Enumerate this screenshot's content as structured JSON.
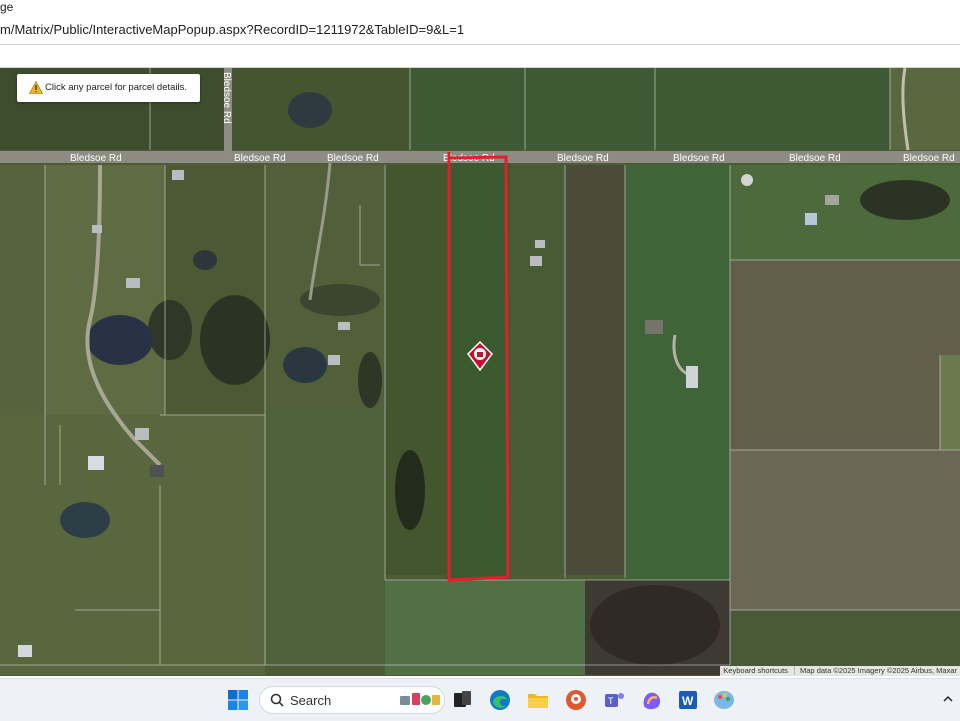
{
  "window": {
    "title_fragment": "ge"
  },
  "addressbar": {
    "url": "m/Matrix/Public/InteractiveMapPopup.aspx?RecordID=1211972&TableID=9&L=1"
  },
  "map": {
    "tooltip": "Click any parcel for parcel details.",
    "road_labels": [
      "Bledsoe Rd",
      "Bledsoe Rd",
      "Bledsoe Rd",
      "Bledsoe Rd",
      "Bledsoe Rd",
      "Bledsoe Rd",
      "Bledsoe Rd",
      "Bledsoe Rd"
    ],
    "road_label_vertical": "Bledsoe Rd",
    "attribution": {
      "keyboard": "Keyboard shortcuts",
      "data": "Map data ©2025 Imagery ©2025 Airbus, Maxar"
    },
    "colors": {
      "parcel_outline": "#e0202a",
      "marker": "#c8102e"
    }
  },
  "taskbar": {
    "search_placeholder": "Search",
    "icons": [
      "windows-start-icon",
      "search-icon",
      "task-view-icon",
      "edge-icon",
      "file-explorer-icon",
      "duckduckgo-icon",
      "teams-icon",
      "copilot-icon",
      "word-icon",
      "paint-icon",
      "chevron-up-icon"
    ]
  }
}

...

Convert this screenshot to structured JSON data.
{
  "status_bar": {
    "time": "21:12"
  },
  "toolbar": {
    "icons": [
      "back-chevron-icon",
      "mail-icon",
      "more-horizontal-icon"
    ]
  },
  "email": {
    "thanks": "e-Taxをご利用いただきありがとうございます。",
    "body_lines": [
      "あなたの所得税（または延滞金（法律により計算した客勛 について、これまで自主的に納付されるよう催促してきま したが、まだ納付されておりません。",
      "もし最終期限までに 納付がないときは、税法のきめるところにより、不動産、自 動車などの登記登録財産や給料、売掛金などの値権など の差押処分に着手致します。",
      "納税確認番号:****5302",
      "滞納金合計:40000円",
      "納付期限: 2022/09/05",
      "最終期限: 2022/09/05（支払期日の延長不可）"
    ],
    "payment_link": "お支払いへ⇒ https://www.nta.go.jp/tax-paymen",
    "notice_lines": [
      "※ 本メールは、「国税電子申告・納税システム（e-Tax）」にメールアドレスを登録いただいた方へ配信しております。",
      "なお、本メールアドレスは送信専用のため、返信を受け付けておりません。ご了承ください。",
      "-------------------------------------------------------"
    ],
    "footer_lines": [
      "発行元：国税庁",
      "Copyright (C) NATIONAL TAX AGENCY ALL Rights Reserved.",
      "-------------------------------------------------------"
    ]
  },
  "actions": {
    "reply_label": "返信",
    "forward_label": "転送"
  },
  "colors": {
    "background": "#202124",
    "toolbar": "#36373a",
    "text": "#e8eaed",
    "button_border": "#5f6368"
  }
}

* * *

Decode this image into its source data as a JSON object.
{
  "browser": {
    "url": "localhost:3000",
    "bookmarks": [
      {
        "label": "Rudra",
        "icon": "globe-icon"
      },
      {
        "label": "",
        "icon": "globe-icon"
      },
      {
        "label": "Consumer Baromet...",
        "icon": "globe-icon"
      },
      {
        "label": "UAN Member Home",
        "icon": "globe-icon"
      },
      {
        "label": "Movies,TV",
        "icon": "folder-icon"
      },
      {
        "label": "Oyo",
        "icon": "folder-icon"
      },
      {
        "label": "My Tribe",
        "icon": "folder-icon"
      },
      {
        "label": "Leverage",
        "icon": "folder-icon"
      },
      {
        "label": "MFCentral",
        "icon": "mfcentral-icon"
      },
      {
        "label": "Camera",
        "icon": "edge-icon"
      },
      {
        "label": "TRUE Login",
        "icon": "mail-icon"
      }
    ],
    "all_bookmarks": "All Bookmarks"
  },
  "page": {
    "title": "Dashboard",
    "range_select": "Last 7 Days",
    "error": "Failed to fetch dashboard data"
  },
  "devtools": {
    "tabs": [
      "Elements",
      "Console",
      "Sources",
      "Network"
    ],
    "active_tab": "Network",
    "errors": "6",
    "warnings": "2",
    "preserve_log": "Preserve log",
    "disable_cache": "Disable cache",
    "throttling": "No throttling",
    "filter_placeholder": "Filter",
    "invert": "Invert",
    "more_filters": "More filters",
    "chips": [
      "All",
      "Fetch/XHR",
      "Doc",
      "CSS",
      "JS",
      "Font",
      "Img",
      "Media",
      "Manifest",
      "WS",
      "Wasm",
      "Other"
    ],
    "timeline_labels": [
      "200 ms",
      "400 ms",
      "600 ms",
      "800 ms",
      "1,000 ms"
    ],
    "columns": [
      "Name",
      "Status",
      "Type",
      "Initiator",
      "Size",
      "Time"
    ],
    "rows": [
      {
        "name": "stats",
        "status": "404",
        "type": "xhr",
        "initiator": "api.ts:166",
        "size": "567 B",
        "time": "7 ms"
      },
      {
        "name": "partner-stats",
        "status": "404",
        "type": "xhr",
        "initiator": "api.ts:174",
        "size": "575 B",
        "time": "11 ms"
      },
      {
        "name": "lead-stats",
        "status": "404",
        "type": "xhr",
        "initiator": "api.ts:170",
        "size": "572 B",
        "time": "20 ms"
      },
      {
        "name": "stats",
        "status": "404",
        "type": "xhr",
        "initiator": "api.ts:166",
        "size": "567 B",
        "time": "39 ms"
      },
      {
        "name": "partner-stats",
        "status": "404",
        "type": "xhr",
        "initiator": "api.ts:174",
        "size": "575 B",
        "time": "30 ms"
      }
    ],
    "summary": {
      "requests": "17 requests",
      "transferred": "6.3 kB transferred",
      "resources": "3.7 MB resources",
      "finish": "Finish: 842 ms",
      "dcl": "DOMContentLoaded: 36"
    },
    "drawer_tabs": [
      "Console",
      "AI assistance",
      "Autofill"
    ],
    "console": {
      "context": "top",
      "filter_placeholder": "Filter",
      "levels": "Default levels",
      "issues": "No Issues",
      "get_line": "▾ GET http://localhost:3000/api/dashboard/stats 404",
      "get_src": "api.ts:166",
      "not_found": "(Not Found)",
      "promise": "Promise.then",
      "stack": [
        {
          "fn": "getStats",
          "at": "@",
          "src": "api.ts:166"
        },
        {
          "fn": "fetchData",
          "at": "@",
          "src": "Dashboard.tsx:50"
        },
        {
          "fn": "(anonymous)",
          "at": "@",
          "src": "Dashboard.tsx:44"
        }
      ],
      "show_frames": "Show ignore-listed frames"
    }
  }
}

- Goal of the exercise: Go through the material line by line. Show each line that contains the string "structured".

- Expected answer:
Enumerate this screenshot's content as structured JSON.
Convert this screenshot to structured JSON data.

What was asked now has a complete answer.